Under Felder’s leadership, the group, Kedma, rented out part of the university’s gym and invited the entire community out to play.

Time was, Felder, as a Modern Orthodox Jew, wouldn’t even have attended the University of Maryland, much less played dodgeball with Klal Yisrael, or every kind of Jew.

But these days, Orthodox students like Felder are bypassing Yeshiva University, Modern Orthodoxy’s flagship institution, for both secular and more traditional options. Enrollment at YU has fallen 8 percent between 2008 and 2011.

Lander College for Men, for example, opened in 2000 to capture the growing market of students looking for a school that was more traditional than YU. Today, it enjoys exactly that perception among many rabbis in the Orthodox world, said Josh Wise, assistant principal at the Rav Teitz Mesivta Academy, a yeshiva in Elizabeth, N.J.

“Lander’s is perceived as a little more yeshivish,” or rigorously Orthodox, he said. “I’m sure the level of learning is the same, and the scholarship of the rebbes is similar.
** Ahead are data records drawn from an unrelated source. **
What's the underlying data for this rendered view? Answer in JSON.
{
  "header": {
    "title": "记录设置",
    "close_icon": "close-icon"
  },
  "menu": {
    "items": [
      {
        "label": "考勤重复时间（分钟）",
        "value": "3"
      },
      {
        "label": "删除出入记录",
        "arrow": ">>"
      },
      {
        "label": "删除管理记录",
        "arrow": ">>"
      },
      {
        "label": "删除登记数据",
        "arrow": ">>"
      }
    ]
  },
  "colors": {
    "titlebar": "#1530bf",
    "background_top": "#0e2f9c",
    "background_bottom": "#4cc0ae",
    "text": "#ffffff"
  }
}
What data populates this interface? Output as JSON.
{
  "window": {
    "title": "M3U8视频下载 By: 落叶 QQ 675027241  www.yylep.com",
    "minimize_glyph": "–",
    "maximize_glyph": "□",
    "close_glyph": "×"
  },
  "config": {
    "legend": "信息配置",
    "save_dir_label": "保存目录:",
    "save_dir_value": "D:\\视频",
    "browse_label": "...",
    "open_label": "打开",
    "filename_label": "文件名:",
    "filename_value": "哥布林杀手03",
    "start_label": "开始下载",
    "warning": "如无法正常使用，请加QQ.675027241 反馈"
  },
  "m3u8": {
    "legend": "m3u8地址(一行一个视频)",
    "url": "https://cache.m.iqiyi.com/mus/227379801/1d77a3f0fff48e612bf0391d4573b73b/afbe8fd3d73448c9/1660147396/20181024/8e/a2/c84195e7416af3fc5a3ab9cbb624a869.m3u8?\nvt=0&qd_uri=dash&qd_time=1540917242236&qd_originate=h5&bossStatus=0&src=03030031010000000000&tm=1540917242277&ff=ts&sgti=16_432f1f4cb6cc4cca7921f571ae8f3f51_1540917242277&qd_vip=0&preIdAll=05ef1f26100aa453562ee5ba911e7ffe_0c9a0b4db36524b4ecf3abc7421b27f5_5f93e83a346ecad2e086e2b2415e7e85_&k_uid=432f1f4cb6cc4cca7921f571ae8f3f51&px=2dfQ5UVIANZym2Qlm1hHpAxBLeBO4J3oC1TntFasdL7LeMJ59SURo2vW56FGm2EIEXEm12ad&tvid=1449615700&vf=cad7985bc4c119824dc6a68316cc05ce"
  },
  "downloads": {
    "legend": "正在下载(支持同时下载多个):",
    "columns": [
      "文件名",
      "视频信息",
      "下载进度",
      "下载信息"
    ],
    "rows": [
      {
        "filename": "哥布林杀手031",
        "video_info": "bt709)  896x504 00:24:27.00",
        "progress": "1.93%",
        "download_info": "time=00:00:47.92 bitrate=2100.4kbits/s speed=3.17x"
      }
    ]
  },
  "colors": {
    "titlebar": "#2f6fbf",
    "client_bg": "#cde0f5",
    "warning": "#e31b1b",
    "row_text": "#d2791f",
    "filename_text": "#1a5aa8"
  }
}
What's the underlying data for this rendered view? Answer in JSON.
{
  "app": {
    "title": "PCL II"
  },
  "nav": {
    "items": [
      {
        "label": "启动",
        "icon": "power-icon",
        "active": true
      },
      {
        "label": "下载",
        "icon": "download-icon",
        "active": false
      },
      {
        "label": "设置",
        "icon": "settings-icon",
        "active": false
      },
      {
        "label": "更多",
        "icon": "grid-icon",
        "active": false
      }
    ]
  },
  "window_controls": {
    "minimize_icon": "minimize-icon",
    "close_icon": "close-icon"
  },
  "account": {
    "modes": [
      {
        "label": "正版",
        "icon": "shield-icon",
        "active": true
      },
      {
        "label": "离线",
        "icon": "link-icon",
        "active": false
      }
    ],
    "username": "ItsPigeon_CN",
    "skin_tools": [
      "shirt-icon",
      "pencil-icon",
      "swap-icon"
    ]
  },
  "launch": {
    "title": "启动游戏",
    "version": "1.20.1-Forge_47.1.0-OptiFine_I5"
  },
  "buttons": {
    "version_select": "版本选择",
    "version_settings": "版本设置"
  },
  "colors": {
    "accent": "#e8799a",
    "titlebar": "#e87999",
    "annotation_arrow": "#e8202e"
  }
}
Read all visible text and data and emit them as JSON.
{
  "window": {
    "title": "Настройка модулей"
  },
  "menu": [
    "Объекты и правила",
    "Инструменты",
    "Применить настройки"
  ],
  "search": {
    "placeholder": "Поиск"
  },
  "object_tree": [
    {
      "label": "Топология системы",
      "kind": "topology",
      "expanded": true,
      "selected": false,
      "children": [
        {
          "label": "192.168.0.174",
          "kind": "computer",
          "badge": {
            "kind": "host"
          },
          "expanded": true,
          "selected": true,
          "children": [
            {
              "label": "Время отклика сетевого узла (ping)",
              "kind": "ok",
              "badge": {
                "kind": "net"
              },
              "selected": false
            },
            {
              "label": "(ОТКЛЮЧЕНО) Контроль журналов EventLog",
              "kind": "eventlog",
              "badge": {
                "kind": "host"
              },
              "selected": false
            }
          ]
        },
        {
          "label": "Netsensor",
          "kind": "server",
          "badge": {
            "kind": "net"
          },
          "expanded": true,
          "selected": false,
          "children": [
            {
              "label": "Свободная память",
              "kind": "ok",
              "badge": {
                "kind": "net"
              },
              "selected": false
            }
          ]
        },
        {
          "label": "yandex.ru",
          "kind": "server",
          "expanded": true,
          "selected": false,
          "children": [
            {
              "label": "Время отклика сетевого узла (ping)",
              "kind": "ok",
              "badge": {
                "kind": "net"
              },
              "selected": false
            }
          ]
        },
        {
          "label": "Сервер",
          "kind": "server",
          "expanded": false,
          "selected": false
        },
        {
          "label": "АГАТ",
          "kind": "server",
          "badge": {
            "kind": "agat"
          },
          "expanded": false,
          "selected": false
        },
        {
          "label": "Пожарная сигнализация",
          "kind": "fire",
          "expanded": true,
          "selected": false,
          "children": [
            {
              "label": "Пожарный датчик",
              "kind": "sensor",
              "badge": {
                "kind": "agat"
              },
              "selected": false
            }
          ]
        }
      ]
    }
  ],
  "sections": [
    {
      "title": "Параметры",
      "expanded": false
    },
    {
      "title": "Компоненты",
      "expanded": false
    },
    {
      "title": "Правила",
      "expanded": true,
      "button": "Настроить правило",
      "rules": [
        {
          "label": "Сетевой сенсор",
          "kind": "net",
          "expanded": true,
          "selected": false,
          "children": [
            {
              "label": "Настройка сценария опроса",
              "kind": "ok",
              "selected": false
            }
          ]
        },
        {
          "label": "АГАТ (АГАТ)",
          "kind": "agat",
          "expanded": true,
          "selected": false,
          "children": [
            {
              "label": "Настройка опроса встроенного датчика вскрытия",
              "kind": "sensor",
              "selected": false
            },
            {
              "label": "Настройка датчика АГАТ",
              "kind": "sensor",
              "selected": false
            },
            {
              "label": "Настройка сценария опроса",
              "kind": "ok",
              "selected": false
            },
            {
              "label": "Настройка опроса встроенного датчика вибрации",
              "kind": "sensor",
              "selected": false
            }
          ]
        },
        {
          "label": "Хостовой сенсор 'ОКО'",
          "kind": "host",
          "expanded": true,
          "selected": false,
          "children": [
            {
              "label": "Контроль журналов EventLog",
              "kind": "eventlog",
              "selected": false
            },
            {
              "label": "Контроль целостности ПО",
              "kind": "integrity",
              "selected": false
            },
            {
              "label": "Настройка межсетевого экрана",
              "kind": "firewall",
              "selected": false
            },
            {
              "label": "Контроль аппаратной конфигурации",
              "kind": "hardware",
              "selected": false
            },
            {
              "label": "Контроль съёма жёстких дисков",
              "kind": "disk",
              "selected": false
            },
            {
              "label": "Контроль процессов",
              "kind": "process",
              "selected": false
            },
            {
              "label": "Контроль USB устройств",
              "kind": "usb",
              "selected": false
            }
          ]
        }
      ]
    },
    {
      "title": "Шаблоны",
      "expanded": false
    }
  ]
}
But kids coming back from Israel [where they attend yeshivas post-high school for a year or two before college] will tell me that they will be encouraged to go to Lander rather than YU.”

As YU decreased in enrollment, Lander’s colleges for both men and women grew. Marian Stoltz-Loike, dean of the women’s school, sees her enrollment reaching 500 students within five years, from about 300 now.

“I chose here over another Jewish college because you’re not a number here,” said Ariela Moskowitz, a Lander junior who, like many of the students there, said she was drawn to the school because of its warm, intimate atmosphere.

Rabbis hand out their personal phone numbers, and several students raved about the lengths the administration will go to help them secure coveted internships. Work experience is crucial to these young women, who could become the breadwinners of their families while their husbands remain in yeshiva.

On the secular side, Orthodox students have even more choices. According to the website of Hillel, the Jewish campus organization, 98 colleges have full kosher meal plans.

Increasingly, Modern Orthodox students have decided that YU’s emphasis on beit midrash study is too similar to high school life, where they spent a full day in the classroom, said Jackie Rockman, director of college counseling at the Yeshivah of Flatbush.

“You would think YU would be more popular,” she said. “We’ve had many meetings with them to talk about ways we can enhance the relationship between our schools, but the number of students who are interested has just declined.”

Of course, finances play a role in students’ choice of college, particularly in the last few years. It cost $50,000 to live and study YU this year, compared with $23,000 at Queens College for New York State residents and about $23,000 at Lander College for Women.

Felder, now a senior at Maryland, didn’t even apply to YU, although he turned down Johns Hopkins University because its Jewish community wasn’t big enough.

The influx of Orthodox students at secular schools has created some complications. Hillel professionals have worried that the dominance of Orthodox students complicates outreach to the less affiliated, said Rabbi Ilan Haber, who runs an Orthodox Union program that helps students navigate life at secular universities. And many in the Orthodox world worry that secular education will cause its students to become less religious.

“The lack of a solid, fervent commitment to Yiddishkeit can cause many, especially those who attend secular universities, to eventually shed Torah observance entirely,” wrote Rabbi Steve Burg, who runs the Orthodox Union’s youth group, the National Conference of Synagogue Youth, in an article titled “Keeping Our Kids on the Derech [Path].”

But attending secular schools inspires many Orthodox students to take responsibility for their own Jewish lives, and those of their communities, said Rabbi Haber, who himself attended YU.

“I would describe myself as Modern Orthodox,” Felder said. “All the values I grew up with were just that, what I’d grown up with, and I wanted to find out if they would have meaning to me … I think you have more of an opportunity to do that at a secular college.”